PROMPT: Give back every record exactly as written.

Records from a collection
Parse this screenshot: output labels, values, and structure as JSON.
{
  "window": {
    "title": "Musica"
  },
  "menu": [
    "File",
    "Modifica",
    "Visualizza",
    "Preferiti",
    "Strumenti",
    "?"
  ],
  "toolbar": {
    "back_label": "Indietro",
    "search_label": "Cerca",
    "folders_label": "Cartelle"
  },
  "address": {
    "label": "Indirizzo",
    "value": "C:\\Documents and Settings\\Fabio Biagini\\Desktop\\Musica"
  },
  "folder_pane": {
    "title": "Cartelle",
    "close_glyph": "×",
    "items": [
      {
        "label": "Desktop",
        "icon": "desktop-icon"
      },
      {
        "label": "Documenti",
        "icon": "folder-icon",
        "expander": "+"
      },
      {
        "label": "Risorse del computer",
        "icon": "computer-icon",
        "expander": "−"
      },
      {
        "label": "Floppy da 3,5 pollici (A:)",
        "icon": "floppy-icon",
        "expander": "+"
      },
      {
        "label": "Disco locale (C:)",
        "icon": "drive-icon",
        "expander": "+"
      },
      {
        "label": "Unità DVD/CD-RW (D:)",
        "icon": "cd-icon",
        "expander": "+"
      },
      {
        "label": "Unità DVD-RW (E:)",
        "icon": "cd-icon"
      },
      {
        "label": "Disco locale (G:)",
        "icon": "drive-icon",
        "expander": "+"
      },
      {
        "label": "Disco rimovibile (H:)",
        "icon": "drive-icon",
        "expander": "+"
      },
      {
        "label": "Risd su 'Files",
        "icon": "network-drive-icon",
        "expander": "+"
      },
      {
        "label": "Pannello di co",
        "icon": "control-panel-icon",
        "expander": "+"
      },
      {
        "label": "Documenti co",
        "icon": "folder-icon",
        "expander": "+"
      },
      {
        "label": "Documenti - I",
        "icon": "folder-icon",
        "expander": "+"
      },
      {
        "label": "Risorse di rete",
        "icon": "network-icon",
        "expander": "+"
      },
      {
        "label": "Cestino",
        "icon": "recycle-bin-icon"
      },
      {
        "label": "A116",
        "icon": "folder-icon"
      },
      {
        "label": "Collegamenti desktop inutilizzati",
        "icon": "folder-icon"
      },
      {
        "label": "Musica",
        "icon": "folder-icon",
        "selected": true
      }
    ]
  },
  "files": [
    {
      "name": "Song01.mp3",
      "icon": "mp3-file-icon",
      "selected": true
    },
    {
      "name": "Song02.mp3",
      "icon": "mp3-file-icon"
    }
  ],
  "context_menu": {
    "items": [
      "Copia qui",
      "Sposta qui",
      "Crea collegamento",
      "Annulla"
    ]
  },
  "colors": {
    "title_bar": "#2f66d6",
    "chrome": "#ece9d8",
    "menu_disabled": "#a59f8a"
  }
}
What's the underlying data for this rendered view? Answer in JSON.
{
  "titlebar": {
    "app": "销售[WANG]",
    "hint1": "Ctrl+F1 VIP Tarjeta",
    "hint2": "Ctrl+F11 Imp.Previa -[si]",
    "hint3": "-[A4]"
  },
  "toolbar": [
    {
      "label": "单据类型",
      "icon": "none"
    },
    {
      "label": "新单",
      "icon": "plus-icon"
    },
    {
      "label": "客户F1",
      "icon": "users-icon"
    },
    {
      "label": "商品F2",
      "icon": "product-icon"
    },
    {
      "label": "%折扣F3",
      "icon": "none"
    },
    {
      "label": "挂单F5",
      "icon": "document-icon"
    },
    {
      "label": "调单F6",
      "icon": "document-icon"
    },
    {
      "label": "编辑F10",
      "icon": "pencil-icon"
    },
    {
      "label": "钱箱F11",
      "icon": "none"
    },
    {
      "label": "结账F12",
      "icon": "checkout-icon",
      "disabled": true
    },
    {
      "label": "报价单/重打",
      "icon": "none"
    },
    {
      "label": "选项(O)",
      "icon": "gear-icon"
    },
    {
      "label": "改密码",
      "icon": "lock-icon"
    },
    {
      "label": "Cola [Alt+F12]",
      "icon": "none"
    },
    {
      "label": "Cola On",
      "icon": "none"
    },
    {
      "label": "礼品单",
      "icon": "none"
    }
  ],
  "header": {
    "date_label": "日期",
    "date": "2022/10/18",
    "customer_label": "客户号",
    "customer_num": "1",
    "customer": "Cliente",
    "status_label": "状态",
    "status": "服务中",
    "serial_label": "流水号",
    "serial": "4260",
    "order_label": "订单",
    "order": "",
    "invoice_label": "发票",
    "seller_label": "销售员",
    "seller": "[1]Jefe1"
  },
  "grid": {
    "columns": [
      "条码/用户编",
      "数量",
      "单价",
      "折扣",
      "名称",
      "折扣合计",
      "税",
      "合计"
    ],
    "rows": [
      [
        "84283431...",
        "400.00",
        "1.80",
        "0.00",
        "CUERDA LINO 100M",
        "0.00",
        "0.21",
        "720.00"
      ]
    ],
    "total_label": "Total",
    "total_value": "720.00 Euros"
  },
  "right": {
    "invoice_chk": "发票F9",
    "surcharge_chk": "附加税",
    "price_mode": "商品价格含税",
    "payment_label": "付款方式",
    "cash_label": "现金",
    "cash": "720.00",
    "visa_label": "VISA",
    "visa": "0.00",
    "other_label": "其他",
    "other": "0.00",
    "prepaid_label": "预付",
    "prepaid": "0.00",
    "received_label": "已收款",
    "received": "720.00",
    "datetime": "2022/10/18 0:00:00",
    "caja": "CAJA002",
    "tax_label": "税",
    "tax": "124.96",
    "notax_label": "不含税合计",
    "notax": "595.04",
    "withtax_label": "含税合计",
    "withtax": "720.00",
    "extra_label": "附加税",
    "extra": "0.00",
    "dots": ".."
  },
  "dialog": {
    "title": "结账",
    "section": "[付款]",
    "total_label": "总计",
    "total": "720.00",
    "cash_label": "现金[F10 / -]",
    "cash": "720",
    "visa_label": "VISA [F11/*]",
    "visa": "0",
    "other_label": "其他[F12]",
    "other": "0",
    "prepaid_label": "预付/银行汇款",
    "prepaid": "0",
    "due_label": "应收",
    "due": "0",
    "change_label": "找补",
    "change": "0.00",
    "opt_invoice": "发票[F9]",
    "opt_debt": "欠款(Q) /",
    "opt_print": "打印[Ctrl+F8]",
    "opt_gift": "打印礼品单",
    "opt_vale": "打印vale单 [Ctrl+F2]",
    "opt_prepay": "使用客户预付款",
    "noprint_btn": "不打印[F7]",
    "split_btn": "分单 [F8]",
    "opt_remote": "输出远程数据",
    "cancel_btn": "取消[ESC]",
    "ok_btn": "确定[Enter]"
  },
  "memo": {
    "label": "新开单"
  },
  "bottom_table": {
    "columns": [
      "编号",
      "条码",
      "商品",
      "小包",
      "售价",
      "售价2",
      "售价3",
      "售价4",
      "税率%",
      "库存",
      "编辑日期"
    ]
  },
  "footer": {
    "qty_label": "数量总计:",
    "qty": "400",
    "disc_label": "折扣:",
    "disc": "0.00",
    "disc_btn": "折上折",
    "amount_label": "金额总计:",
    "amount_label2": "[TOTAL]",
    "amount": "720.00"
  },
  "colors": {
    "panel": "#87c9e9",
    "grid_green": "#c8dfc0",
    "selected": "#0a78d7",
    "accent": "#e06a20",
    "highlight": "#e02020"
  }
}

RESPONSE TO THIS TASK:
Parse this screenshot: output labels, values, and structure as JSON.
{
  "window": {
    "title": "Musica"
  },
  "menu": [
    "File",
    "Modifica",
    "Visualizza",
    "Preferiti",
    "Strumenti",
    "?"
  ],
  "toolbar": {
    "back_label": "Indietro",
    "search_label": "Cerca",
    "folders_label": "Cartelle"
  },
  "address": {
    "label": "Indirizzo",
    "value": "C:\\Documents and Settings\\Fabio Biagini\\Desktop\\Musica"
  },
  "folder_pane": {
    "title": "Cartelle",
    "close_glyph": "×",
    "items": [
      {
        "label": "Desktop",
        "icon": "desktop-icon"
      },
      {
        "label": "Documenti",
        "icon": "folder-icon",
        "expander": "+"
      },
      {
        "label": "Risorse del computer",
        "icon": "computer-icon",
        "expander": "−"
      },
      {
        "label": "Floppy da 3,5 pollici (A:)",
        "icon": "floppy-icon",
        "expander": "+"
      },
      {
        "label": "Disco locale (C:)",
        "icon": "drive-icon",
        "expander": "+"
      },
      {
        "label": "Unità DVD/CD-RW (D:)",
        "icon": "cd-icon",
        "expander": "+"
      },
      {
        "label": "Unità DVD-RW (E:)",
        "icon": "cd-icon"
      },
      {
        "label": "Disco locale (G:)",
        "icon": "drive-icon",
        "expander": "+"
      },
      {
        "label": "Disco rimovibile (H:)",
        "icon": "drive-icon",
        "expander": "+"
      },
      {
        "label": "Risd su 'Files",
        "icon": "network-drive-icon",
        "expander": "+"
      },
      {
        "label": "Pannello di co",
        "icon": "control-panel-icon",
        "expander": "+"
      },
      {
        "label": "Documenti co",
        "icon": "folder-icon",
        "expander": "+"
      },
      {
        "label": "Documenti - I",
        "icon": "folder-icon",
        "expander": "+"
      },
      {
        "label": "Risorse di rete",
        "icon": "network-icon",
        "expander": "+"
      },
      {
        "label": "Cestino",
        "icon": "recycle-bin-icon"
      },
      {
        "label": "A116",
        "icon": "folder-icon"
      },
      {
        "label": "Collegamenti desktop inutilizzati",
        "icon": "folder-icon"
      },
      {
        "label": "Musica",
        "icon": "folder-icon",
        "selected": true
      }
    ]
  },
  "files": [
    {
      "name": "Song01.mp3",
      "icon": "mp3-file-icon",
      "selected": true
    },
    {
      "name": "Song02.mp3",
      "icon": "mp3-file-icon"
    }
  ],
  "context_menu": {
    "items": [
      "Copia qui",
      "Sposta qui",
      "Crea collegamento",
      "Annulla"
    ]
  },
  "colors": {
    "title_bar": "#2f66d6",
    "chrome": "#ece9d8",
    "menu_disabled": "#a59f8a"
  }
}
What's the underlying data for this rendered view? Answer in JSON.
{
  "titlebar": {
    "app": "销售[WANG]",
    "hint1": "Ctrl+F1 VIP Tarjeta",
    "hint2": "Ctrl+F11 Imp.Previa -[si]",
    "hint3": "-[A4]"
  },
  "toolbar": [
    {
      "label": "单据类型",
      "icon": "none"
    },
    {
      "label": "新单",
      "icon": "plus-icon"
    },
    {
      "label": "客户F1",
      "icon": "users-icon"
    },
    {
      "label": "商品F2",
      "icon": "product-icon"
    },
    {
      "label": "%折扣F3",
      "icon": "none"
    },
    {
      "label": "挂单F5",
      "icon": "document-icon"
    },
    {
      "label": "调单F6",
      "icon": "document-icon"
    },
    {
      "label": "编辑F10",
      "icon": "pencil-icon"
    },
    {
      "label": "钱箱F11",
      "icon": "none"
    },
    {
      "label": "结账F12",
      "icon": "checkout-icon",
      "disabled": true
    },
    {
      "label": "报价单/重打",
      "icon": "none"
    },
    {
      "label": "选项(O)",
      "icon": "gear-icon"
    },
    {
      "label": "改密码",
      "icon": "lock-icon"
    },
    {
      "label": "Cola [Alt+F12]",
      "icon": "none"
    },
    {
      "label": "Cola On",
      "icon": "none"
    },
    {
      "label": "礼品单",
      "icon": "none"
    }
  ],
  "header": {
    "date_label": "日期",
    "date": "2022/10/18",
    "customer_label": "客户号",
    "customer_num": "1",
    "customer": "Cliente",
    "status_label": "状态",
    "status": "服务中",
    "serial_label": "流水号",
    "serial": "4260",
    "order_label": "订单",
    "order": "",
    "invoice_label": "发票",
    "seller_label": "销售员",
    "seller": "[1]Jefe1"
  },
  "grid": {
    "columns": [
      "条码/用户编",
      "数量",
      "单价",
      "折扣",
      "名称",
      "折扣合计",
      "税",
      "合计"
    ],
    "rows": [
      [
        "84283431...",
        "400.00",
        "1.80",
        "0.00",
        "CUERDA LINO 100M",
        "0.00",
        "0.21",
        "720.00"
      ]
    ],
    "total_label": "Total",
    "total_value": "720.00 Euros"
  },
  "right": {
    "invoice_chk": "发票F9",
    "surcharge_chk": "附加税",
    "price_mode": "商品价格含税",
    "payment_label": "付款方式",
    "cash_label": "现金",
    "cash": "720.00",
    "visa_label": "VISA",
    "visa": "0.00",
    "other_label": "其他",
    "other": "0.00",
    "prepaid_label": "预付",
    "prepaid": "0.00",
    "received_label": "已收款",
    "received": "720.00",
    "datetime": "2022/10/18 0:00:00",
    "caja": "CAJA002",
    "tax_label": "税",
    "tax": "124.96",
    "notax_label": "不含税合计",
    "notax": "595.04",
    "withtax_label": "含税合计",
    "withtax": "720.00",
    "extra_label": "附加税",
    "extra": "0.00",
    "dots": ".."
  },
  "dialog": {
    "title": "结账",
    "section": "[付款]",
    "total_label": "总计",
    "total": "720.00",
    "cash_label": "现金[F10 / -]",
    "cash": "720",
    "visa_label": "VISA [F11/*]",
    "visa": "0",
    "other_label": "其他[F12]",
    "other": "0",
    "prepaid_label": "预付/银行汇款",
    "prepaid": "0",
    "due_label": "应收",
    "due": "0",
    "change_label": "找补",
    "change": "0.00",
    "opt_invoice": "发票[F9]",
    "opt_debt": "欠款(Q) /",
    "opt_print": "打印[Ctrl+F8]",
    "opt_gift": "打印礼品单",
    "opt_vale": "打印vale单 [Ctrl+F2]",
    "opt_prepay": "使用客户预付款",
    "noprint_btn": "不打印[F7]",
    "split_btn": "分单 [F8]",
    "opt_remote": "输出远程数据",
    "cancel_btn": "取消[ESC]",
    "ok_btn": "确定[Enter]"
  },
  "memo": {
    "label": "新开单"
  },
  "bottom_table": {
    "columns": [
      "编号",
      "条码",
      "商品",
      "小包",
      "售价",
      "售价2",
      "售价3",
      "售价4",
      "税率%",
      "库存",
      "编辑日期"
    ]
  },
  "footer": {
    "qty_label": "数量总计:",
    "qty": "400",
    "disc_label": "折扣:",
    "disc": "0.00",
    "disc_btn": "折上折",
    "amount_label": "金额总计:",
    "amount_label2": "[TOTAL]",
    "amount": "720.00"
  },
  "colors": {
    "panel": "#87c9e9",
    "grid_green": "#c8dfc0",
    "selected": "#0a78d7",
    "accent": "#e06a20",
    "highlight": "#e02020"
  }
}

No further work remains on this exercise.